Help your child succeed in school
One of the best ways that parents can help their children succeed in school is to be involved with their education. This starts with communicating well with your child’s teacher. Basically, good communication involves meeting the teacher, being a positive and courteous partner in your child’s learning, and keeping the lines of communication open in various ways throughout
Meet the teacher
Go to your child’s parent-teacher meetings. Even though time may be short, a few simple steps can show your interest and support. Introduce yourself and your child.
Collect any information the teacher provides.
Make sure you schedule a meeting with the teacher if —
• Your child has special needs and your teacher needs to know this early in the year.
• Your child’s grades drop suddenly.
• You suspect that your child is having difficulty understanding her/his schoolwork.
• Your child is upset about something that happened in school — with peers, or with the teacher.
• Your child does not seem to have any homework.
• Something changes at home that may affect the student’s learning (for example new baby, parental illness or upcoming move).
Find the right time to talk to the teacher. If you are at school, you may run in to teachers and be tempted to ask about how your child is doing.
At school, ask the teacher if it is a good time to talk or when is most convenient for him/her. Just before or after school may not be the best times.
If you run into a teacher around town, simply exchange pleasantries. This is not the time for a parent-teacher meeting.
Be positive and courteous
Many teachers are overworked and underappreciated. Speaking in positive ways opens up the lines of communication so you can work together to help your child succeed in school.
Open up communication with phrases such as “Can we talk about…?” Avoid criticising and blaming the teacher with comments such as “You should have…” or “You must be mistaken.”

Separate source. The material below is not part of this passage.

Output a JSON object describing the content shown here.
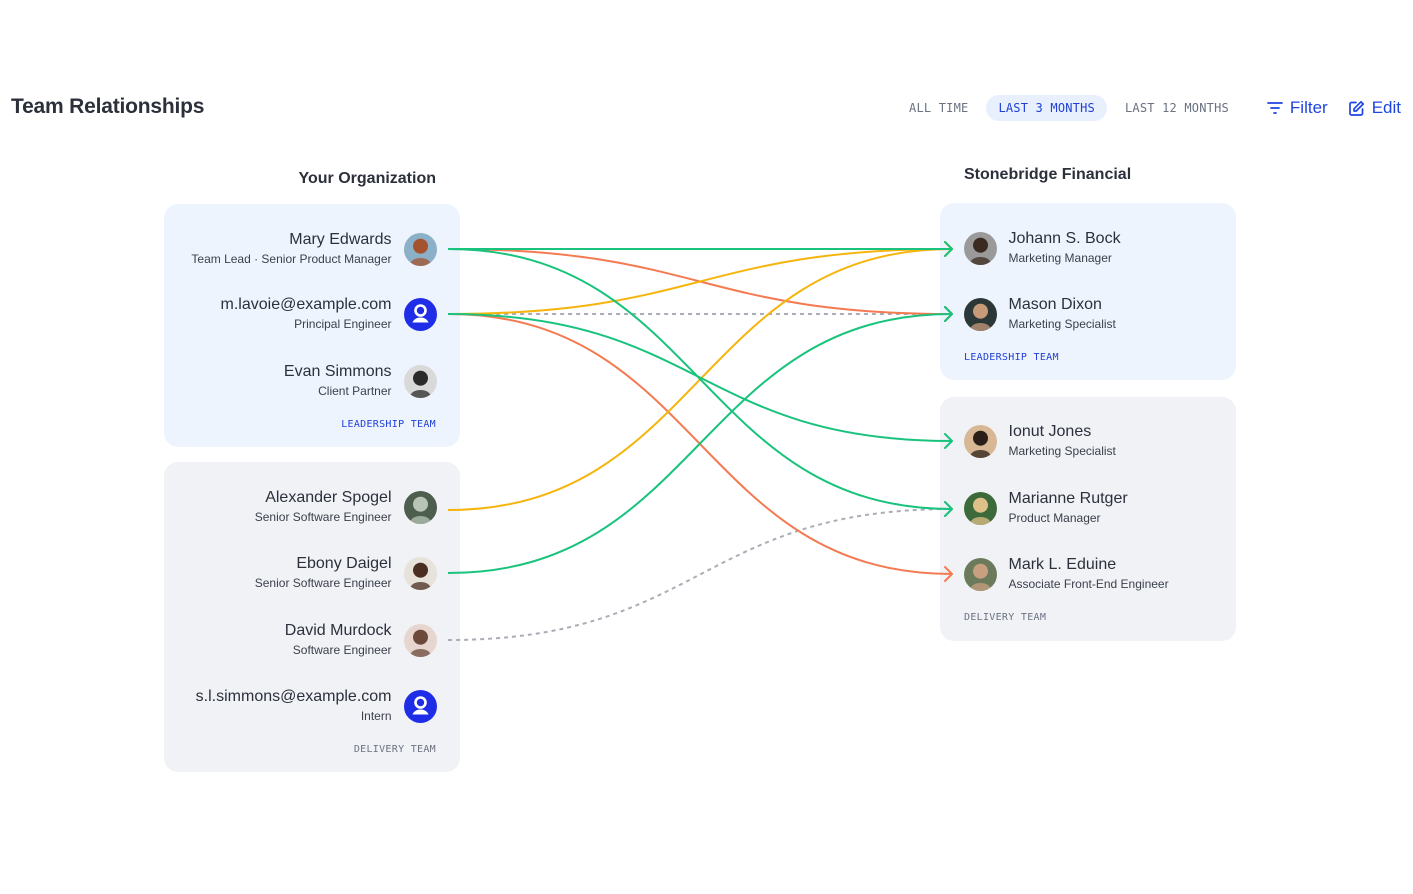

Make respectful requests, such as “Could you send home the information about…?” Avoid giving orders to the teacher by saying, “You have to….” or “You need to….”
Use kind words rather than fighting phrases. For example, “Please, could you…” and “Thank you for all you did,” go a long way in building a good relationship.
Accept differences Sometimes you may really ‘click’ with a teacher and other times it may seem a struggle to keep the lines of communication open.
Listen to the teacher to get a sense of who s/he is. Hear what the teacher has to say about his/her expectations, classroom, and your student.
Don’t argue with or criticise the teacher in front of your child.
Try to work things out with the teacher before going to the principal.
If you have conflicts with the teacher, remain calm. Listen, be positive, and talk things out.
Be a partner
Thirty years of research shows that children do better in school when their parents are involved. Some of the most important things you can do are to —
• Help with homework as needed and appropriate.
• Help your child learn the skills needed to manage time and stay on task.
• Ask teachers for clarification on instructions and assignments as needed.
• Talk about school matters with your child at home.
• Ask teachers what you can do to help your child at home.
At the same time, as your children get older, teachers expect them to be able to take on more responsibility and to function independently. Your child likely will want more and more autonomy as well. Help them build these skills while also continuing to be supportive.
Keep lines of communication open
Send a note of appreciation to the teacher when something goes well in her/his class, and mention this to the principal.
Give the teacher your phone number.
Ask what you can do to help with classroom activities, presentations or fairs, field trips, or
anything you can do at home.